Dr. Linney obtained a master’s degree in biophysics and then joined Peace Corps Training in Hawaii. He left the program but taught high school science and math at Kealakekua, Hawaii on the Big Island for nine months. After that year, he joined a PhD program in Biology at the University of California, San Diego in La Jolla. His thesis research was on the molecular biology of the bacteriophage fx-174. He received a Damon Runyan Postdoctoral fellowship to perform research in a new Department of Microbiology at SUNY Stony Brook, however, the new laboratory was not equipped to do research when he arrived so he moved his fellowship to the laboratory of Dr. Gordon Tomkins in the Department of Biochemistry and Biophysics at the University of California, San Francisco. Within a year, Dr. Tomkins died after surgical complications. While in San Francisco, he began to work with mouse embryonal carcinoma (EC) cells, the conceptual precursor to embryonic stem cells.

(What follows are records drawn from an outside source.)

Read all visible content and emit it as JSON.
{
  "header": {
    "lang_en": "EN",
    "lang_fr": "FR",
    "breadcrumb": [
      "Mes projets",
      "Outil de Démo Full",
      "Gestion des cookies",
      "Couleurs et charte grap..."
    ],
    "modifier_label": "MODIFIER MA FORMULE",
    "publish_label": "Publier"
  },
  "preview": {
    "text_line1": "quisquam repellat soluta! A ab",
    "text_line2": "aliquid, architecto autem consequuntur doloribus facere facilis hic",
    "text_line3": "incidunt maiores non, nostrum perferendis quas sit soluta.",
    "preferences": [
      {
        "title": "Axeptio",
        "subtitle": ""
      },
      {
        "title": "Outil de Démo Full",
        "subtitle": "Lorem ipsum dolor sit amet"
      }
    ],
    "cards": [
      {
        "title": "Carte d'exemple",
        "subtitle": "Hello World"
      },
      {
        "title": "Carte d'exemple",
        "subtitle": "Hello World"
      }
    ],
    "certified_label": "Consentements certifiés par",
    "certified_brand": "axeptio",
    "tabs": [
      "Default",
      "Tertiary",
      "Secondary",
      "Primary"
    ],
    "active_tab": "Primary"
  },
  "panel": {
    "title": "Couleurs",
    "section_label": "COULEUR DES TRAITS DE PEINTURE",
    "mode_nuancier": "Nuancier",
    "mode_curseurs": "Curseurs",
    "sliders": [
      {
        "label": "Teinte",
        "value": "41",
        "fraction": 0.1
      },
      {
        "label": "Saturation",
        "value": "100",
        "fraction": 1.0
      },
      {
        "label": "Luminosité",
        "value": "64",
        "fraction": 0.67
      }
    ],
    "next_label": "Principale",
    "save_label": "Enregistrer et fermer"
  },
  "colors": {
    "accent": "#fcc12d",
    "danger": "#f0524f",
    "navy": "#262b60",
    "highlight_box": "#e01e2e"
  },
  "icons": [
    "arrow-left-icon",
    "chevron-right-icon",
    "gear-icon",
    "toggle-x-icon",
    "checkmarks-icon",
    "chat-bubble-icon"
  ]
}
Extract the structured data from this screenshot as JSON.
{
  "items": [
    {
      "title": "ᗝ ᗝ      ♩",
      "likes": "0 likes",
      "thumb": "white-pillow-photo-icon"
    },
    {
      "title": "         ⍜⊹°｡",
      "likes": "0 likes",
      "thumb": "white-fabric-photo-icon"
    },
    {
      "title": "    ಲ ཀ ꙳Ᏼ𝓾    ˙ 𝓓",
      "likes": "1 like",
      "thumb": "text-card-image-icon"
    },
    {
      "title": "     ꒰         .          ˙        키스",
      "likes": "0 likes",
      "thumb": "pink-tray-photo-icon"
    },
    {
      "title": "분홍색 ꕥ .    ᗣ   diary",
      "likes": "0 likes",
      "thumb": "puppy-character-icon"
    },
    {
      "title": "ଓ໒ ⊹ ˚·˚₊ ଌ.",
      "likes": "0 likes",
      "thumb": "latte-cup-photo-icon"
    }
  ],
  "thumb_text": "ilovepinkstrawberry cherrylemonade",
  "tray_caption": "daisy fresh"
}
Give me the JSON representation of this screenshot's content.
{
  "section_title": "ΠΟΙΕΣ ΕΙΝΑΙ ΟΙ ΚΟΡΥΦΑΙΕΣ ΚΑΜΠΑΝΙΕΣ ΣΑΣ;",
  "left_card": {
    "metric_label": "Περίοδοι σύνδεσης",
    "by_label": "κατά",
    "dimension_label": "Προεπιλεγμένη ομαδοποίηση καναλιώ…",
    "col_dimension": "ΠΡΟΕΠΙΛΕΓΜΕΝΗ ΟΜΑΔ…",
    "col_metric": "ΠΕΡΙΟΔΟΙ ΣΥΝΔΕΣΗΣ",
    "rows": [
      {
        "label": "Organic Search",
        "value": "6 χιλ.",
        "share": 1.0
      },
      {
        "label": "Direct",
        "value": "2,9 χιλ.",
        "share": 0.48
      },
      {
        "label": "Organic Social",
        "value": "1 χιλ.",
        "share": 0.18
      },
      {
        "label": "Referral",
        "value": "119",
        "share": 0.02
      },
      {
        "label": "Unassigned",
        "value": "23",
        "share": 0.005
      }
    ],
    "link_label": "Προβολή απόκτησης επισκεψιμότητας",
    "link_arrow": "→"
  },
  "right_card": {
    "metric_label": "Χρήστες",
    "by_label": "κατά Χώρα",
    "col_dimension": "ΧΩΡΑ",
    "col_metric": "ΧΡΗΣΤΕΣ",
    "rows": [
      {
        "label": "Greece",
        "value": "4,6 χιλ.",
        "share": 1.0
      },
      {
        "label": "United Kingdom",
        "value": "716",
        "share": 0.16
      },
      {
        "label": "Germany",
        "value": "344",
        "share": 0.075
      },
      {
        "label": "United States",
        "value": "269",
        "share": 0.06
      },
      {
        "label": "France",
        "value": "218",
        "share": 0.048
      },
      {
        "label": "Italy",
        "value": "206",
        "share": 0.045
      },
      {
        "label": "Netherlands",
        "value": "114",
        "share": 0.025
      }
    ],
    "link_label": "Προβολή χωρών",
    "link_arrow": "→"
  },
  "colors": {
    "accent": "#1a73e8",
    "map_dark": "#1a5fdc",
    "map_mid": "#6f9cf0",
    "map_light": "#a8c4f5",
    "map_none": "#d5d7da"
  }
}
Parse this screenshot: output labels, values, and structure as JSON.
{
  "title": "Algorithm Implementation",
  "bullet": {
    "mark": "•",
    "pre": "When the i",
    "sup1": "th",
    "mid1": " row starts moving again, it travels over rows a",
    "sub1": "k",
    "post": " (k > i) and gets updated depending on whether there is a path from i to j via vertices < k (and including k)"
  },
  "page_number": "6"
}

In 1978, Dr. Linney set up his first laboratory in apartment 2 of the La Jolla Cancer Research Foundation (now the Burnham Institute). His work involved exploring the sequence specificity of expression in embryonal carcinoma cells. Using viruses to explore gene expression specificity, his laboratory isolated polyoma mutant viruses that overcame the stem cell block of expression and replication. The mutants could be as small as a single base change in the transcriptional enhancer region of the virus. Using these sequences, vectors were made to express genes in stem cells, and retroviral vector sequences were modified to allow their use as expression vectors in stem cells.

In 1984, Dr. Linney moved to the Department of Microbiology and Immunology at the Duke University Medical Center. He was asked by the Comprehensive Cancer Center administration to setup and direct the Shared Transgenic Mouse Facility. His work then expanded to mouse embryo work and since he had been studying retinoic acid induced differentiation of mouse embryonal carcinoma cells, when retinoic acid receptors were discovered, he began a series of studies to look at where retinoic acid activity was present in the developing embryos through “transgenic retinoic acid indicator lines of mice”. After spending a sabbatical year at Duke’s Center for In vivo Microscopy working with scientists there to derive a three-dimensional archive of mouse embryonic development using magnetic resonance microscopy, he moved his research to working with the zebrafish model so that he could make fluorescent transgenic zebrafish that would allow his to continuously visualize gene expression in a developing vertebrate model.

His recent work with zebrafish has involved examining the roles retinoic acid and retinoic acid receptors play in early development—more recently in an epigenetic switch for gene expression; the vulnerability of the early vertebrate embryo to compounds that affect neural activity (pesticides and pharmaceuticals), resulting in adults with learning/behavioral differences (through collaborations with the Levin laboratory in the Department of Psychiatry) and developing assays for increasing throughput for using zebrafish for screening for compounds that affect neural activity. During his time at Duke, besides setting up and directing the Shared Transgenic Mouse Facility, he set up and ran a Transgenic Fish facility for Duke’s Superfund Center, directed a small NICHD funded Center on Neural Tube Defects (focused upon mouse models), and directed the Duke unit of the NIEHS funded Toxicogenomics Research Consortium after Dr. David Schwartz left Duke to direct NIEHS.

(Drawing by Caitlin Linney)